- _Entries provided_:
——
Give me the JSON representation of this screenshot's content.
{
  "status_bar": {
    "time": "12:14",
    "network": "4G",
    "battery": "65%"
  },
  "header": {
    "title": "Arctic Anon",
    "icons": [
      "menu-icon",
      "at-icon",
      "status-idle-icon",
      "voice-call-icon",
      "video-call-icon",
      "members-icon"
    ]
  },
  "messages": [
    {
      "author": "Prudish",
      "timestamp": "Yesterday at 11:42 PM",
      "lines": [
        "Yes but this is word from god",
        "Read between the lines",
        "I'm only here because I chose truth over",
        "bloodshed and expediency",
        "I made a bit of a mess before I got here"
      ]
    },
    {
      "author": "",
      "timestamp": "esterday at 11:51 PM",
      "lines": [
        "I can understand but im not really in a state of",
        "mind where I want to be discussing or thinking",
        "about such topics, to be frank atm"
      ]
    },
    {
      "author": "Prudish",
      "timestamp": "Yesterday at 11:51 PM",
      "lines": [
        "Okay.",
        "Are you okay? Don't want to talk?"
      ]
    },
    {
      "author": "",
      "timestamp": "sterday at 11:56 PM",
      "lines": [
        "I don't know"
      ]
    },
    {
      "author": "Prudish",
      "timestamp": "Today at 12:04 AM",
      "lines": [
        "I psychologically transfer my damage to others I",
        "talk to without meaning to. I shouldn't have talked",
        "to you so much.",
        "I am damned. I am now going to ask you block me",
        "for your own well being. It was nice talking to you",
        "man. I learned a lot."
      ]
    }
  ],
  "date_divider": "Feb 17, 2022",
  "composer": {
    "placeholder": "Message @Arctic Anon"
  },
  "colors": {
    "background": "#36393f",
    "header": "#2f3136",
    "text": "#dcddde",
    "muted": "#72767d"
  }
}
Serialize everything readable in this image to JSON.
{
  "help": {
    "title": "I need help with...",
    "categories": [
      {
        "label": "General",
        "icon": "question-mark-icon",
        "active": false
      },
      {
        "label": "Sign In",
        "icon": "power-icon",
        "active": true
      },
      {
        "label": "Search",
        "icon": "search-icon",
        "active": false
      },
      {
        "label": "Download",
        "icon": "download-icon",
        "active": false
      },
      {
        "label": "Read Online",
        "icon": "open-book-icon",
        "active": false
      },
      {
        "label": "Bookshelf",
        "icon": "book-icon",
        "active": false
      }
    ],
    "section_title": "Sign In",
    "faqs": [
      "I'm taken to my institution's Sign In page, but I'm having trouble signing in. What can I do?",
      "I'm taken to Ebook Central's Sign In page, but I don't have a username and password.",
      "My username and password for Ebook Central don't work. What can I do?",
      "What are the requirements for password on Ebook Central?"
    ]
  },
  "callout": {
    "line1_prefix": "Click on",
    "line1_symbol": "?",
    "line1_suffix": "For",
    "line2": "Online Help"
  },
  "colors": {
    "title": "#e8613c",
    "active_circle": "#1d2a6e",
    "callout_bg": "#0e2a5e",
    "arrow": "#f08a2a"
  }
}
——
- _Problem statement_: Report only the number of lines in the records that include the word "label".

- _Result_: 6